=== PROBLEM DESCRIPTION ===
Scan the listing for the word "icon", and copy out each line where it is found.

=== SUPPLIED DATA ===

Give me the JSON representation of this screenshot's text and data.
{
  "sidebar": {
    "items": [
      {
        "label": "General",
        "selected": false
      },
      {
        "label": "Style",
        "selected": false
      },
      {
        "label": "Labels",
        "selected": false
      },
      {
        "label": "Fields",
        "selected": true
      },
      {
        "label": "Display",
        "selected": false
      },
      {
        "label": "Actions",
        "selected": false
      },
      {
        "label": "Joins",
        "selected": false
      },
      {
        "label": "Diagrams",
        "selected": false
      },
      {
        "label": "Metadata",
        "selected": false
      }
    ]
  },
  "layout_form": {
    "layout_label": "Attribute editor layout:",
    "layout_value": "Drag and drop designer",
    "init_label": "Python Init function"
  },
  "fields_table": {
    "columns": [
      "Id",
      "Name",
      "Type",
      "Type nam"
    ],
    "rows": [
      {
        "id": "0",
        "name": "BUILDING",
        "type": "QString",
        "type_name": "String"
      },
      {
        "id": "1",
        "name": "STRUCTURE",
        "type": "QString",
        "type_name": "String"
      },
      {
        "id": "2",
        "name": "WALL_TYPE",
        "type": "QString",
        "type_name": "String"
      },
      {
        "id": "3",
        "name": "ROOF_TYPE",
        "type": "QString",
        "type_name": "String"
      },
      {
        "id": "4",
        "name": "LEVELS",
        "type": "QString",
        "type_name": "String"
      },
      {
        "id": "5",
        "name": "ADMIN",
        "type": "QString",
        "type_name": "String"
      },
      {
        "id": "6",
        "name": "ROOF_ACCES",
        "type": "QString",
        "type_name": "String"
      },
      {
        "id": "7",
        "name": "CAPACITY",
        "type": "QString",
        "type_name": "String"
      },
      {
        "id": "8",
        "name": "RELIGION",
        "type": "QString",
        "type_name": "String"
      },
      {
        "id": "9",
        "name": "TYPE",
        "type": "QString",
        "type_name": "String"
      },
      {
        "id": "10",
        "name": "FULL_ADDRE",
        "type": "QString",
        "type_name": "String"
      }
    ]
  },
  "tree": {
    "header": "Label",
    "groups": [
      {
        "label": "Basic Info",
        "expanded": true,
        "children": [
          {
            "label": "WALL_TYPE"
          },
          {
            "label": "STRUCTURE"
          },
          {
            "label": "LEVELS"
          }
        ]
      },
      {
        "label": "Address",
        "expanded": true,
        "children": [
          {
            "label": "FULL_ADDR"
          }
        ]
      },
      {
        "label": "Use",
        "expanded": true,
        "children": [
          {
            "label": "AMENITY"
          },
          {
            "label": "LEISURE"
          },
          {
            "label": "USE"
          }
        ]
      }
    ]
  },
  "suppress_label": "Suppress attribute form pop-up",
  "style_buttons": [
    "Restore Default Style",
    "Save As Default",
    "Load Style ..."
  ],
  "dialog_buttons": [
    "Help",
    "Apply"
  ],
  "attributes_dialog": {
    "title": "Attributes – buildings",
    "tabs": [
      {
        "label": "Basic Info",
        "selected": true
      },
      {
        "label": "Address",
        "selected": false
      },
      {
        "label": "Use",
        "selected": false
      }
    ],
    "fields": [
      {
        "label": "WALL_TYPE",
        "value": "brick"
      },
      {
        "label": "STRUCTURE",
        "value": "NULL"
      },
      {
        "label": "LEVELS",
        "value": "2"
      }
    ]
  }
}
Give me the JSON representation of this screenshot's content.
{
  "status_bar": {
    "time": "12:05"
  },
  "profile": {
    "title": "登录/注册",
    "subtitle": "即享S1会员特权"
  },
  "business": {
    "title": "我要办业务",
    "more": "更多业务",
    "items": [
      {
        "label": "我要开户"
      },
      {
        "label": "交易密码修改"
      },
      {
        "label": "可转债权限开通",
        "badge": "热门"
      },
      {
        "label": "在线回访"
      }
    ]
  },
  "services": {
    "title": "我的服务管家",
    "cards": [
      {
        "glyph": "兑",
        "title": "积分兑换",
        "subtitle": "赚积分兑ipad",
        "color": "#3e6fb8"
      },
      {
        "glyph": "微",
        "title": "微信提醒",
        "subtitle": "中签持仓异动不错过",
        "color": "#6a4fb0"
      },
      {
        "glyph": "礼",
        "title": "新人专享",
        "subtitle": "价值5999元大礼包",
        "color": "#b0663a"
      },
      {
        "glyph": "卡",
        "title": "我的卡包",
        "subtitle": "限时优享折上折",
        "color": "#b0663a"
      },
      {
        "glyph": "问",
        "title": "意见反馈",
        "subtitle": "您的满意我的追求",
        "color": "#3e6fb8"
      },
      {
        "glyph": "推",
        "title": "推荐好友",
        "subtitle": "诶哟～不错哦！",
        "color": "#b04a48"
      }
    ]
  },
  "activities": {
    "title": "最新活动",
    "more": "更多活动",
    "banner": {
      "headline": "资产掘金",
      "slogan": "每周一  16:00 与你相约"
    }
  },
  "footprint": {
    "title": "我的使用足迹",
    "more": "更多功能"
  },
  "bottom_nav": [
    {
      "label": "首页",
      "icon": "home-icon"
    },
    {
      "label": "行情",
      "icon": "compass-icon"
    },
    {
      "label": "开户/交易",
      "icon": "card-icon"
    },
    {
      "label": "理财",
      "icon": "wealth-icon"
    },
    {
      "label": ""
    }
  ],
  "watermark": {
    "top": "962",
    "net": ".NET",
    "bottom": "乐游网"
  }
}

=== EXERCISE ANSWER ===
      "icon": "home-icon"
      "icon": "compass-icon"
      "icon": "card-icon"
      "icon": "wealth-icon"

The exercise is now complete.